In such an atmosphere messages of distrust for the banking system become very serious. We should learn from history that even false rumors have destroyed banks. Their ability to function is held up by public trust. An atmosphere of distrust is contagion. In the Yes Bank case the RBI moved to ensure that deposits are safe since SBI would step in and rebuild this bank. If it had not done so the entire financial system would have started collapsing starting with the private banks. Imagine a situation where all depositors with private banks withdrew their money and shifted to public sector banks just because people believe like Maharashtra government that money is safe in public sector banks and not in other banks. This would be a panic situation for all private banks even if their financial situation was sound. It would ruin a bank for no fault of theirs. The good news is that Yes bank has restored its functions. However many PMC depositors are still waiting.
The RBI is responsible for ALL banks not just government owned ones. These sentiments can cause disaster and that is why a run on a bank spreads to others like contagion. It is based on public perception held up by trust or distrust of the system. Banks are wonderful institutions when they work but hell if things go bad.
For public trust to be restored the RBI and the government must come up with a credible plan of action. The action has to be at two levels. It has to restore the banks that have failed and safeguard the depositors. The insurance cover for each depositor at a bank is only 5 lakh. Many people have deposits much more than this. If it fails to do this no amount of explanation would work. People would shift out of private banks on the idea that government will protect only the public sector banks in a crisis. We may be inviting a bigger crisis than what we started out with. If you don’t treat the wound you end up amputating the arm. At another level RBI should have the backing of the government to take up the issue of NPA at a serious level and take action against wilful defaulters, wrong reporting by banks and auditors.

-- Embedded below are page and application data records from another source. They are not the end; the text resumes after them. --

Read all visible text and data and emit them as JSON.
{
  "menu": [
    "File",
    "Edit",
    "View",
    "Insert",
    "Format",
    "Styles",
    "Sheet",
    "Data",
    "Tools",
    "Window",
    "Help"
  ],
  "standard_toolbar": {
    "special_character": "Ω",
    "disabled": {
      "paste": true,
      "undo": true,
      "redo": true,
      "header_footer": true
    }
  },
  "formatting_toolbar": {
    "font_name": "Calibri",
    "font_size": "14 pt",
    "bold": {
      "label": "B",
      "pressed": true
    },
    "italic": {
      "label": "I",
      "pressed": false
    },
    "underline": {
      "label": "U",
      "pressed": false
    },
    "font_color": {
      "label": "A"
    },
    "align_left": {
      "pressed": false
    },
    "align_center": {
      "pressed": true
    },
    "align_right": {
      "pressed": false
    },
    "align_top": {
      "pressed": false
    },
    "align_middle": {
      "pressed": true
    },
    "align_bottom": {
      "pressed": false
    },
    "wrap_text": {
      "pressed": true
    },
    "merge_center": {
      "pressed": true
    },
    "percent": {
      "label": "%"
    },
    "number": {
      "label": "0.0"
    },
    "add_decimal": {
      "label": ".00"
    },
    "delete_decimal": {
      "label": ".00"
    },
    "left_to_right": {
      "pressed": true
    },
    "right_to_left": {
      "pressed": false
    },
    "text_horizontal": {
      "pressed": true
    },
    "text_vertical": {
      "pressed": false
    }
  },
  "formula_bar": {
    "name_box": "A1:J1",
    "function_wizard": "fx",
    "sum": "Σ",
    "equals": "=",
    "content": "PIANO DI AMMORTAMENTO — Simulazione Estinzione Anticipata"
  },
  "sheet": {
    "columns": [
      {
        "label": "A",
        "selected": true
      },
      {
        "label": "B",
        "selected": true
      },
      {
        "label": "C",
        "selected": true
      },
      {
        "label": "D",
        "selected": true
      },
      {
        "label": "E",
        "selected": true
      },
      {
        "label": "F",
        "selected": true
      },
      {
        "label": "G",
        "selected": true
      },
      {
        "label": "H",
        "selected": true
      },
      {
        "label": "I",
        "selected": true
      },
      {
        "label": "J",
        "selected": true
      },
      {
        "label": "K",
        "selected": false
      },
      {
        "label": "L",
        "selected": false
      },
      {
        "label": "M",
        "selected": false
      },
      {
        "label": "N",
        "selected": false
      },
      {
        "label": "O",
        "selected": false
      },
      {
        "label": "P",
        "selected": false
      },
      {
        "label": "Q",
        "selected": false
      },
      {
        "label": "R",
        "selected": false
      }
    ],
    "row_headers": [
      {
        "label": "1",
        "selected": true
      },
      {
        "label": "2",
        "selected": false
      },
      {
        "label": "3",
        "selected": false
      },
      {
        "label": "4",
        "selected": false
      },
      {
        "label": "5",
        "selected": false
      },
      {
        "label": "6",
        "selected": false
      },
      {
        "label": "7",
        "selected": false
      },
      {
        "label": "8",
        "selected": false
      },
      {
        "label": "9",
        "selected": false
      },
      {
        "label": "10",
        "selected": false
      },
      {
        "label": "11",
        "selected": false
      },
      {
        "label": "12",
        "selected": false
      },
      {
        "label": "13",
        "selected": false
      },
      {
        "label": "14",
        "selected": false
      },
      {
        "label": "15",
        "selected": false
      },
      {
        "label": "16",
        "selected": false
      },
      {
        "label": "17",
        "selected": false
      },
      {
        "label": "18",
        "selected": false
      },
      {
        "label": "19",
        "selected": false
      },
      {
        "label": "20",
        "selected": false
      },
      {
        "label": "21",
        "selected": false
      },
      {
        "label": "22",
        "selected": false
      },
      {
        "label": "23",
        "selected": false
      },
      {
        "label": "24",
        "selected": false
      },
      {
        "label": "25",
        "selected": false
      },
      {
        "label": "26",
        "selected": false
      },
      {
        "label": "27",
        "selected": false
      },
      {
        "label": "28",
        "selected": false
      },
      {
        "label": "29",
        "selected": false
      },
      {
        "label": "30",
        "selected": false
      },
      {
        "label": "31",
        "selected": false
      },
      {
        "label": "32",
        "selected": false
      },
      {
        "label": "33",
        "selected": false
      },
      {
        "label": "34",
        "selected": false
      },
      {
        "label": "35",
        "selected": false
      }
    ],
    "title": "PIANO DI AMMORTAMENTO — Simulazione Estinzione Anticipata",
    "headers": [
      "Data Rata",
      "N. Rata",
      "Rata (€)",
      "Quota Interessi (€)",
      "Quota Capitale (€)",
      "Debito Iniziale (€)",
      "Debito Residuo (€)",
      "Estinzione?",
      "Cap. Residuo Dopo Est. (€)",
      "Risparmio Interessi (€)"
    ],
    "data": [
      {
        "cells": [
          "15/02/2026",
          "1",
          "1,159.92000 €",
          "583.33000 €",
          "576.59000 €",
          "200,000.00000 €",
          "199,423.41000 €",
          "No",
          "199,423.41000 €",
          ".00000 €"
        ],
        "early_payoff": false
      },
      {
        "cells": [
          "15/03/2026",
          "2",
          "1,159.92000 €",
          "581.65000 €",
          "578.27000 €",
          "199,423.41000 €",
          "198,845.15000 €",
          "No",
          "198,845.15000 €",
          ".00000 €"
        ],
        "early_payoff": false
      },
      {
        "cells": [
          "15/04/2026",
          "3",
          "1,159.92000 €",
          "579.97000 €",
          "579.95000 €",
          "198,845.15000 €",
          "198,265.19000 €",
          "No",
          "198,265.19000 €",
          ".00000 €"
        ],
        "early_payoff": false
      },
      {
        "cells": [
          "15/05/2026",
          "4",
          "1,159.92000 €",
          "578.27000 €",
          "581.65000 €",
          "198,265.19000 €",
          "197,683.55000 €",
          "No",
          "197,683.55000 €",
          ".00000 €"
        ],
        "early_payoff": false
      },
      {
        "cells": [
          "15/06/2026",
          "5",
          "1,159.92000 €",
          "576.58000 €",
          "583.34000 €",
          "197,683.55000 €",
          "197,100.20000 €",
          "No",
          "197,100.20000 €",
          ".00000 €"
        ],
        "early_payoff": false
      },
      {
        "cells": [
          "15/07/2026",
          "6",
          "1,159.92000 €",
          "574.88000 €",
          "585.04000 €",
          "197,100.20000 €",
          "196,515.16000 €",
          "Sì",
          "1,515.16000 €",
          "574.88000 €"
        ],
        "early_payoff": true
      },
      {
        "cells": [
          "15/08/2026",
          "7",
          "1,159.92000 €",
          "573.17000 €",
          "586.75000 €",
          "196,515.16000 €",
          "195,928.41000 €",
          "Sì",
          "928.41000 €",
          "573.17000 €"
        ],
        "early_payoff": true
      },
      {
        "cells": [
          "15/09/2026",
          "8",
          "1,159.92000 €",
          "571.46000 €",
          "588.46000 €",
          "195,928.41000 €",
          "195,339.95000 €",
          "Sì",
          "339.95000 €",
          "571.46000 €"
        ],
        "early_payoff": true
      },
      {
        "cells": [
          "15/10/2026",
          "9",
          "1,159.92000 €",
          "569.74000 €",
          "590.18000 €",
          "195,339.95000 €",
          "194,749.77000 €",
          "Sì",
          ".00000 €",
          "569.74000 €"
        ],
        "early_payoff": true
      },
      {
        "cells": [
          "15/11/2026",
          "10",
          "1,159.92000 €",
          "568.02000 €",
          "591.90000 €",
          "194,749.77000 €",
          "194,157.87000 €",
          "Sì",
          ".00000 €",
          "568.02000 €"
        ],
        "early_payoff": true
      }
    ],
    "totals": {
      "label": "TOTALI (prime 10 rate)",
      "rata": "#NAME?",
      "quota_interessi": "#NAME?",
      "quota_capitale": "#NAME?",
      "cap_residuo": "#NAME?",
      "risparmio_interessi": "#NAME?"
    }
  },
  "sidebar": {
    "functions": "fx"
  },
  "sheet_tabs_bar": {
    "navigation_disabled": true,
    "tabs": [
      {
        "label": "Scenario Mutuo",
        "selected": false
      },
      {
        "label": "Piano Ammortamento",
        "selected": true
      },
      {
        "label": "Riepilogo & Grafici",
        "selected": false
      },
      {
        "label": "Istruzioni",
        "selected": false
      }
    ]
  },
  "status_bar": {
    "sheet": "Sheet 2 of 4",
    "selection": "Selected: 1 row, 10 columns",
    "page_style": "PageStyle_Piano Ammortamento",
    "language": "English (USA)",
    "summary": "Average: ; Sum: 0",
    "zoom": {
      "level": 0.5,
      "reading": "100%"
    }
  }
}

Krugman Paul, “Banking in The Shadows”, Chapter 8 in “The Return of Depression Economics And the Crisis of 2008”, Penguin Books, London,2008.
Harari Yuval Noah, “The Capitalist Creed”, Chapter 16 in “A Brief History of Humankind”, Vintage Books, London, 2011
Arvind Sardana has been a member of the Social Science Team at Eklavya and has been associated with textbook development teams at NCERT and with other state governments such as Bihar, Chhattisgarh and Telangana.